What is the number of lines in the data that contain "Ford"? Respond with nothing else.

Items from an interface collection:
###

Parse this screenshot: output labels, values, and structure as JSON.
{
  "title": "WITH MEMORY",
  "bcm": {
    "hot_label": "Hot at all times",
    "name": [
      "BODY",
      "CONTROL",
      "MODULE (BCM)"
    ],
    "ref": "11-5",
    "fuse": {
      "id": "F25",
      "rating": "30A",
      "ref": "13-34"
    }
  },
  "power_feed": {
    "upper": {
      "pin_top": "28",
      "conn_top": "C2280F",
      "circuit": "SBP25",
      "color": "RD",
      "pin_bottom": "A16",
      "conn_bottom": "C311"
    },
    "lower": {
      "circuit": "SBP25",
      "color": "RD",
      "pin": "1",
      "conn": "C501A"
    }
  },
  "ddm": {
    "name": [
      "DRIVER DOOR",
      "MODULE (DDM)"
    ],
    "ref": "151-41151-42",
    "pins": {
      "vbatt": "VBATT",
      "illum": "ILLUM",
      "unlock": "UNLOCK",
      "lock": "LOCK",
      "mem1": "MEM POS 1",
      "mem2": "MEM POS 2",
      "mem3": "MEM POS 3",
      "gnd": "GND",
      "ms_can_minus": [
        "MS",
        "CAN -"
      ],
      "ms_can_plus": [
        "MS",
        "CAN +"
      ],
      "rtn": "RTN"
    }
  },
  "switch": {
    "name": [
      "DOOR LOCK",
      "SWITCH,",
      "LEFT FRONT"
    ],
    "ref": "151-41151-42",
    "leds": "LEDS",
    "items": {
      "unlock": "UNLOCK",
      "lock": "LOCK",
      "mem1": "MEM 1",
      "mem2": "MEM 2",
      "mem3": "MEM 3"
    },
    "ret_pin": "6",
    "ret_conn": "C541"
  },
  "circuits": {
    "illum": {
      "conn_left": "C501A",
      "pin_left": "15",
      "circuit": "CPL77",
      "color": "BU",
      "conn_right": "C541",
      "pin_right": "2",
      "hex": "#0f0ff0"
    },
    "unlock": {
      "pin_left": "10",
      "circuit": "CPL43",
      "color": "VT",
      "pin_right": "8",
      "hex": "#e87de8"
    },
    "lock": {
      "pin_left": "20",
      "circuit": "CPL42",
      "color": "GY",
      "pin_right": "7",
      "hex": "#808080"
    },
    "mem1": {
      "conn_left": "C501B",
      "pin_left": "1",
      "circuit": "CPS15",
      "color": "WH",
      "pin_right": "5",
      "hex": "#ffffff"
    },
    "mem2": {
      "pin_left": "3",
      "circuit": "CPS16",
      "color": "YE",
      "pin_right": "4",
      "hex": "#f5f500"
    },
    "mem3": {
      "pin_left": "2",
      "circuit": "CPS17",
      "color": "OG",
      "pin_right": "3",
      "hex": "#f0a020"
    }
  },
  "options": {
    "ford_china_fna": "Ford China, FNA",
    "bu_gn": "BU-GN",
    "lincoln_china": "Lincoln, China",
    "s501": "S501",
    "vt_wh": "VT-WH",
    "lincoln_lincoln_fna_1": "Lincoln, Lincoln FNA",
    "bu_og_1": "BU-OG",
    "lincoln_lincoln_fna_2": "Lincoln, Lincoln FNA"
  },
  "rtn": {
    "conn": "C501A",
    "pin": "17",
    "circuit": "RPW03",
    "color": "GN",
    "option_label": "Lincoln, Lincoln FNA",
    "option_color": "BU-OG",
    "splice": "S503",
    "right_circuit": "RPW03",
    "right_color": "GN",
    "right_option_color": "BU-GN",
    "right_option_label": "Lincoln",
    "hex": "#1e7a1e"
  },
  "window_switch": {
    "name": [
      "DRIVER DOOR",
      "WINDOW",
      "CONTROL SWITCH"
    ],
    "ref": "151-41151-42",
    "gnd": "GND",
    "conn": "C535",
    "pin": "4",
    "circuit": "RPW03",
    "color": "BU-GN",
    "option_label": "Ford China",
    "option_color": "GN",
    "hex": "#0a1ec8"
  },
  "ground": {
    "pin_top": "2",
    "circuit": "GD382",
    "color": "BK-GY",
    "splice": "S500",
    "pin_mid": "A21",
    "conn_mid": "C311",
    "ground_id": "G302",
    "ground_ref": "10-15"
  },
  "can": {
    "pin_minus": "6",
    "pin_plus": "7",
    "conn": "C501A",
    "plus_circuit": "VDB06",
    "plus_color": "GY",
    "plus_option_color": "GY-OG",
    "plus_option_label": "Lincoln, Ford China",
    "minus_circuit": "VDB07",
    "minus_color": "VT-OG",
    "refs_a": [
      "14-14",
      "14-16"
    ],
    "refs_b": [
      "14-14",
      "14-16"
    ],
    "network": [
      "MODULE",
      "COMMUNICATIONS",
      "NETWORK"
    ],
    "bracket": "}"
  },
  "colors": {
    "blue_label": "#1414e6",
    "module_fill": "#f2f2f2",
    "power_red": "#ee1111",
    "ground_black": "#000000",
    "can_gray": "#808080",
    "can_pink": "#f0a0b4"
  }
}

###

__Response for this exercise__.
3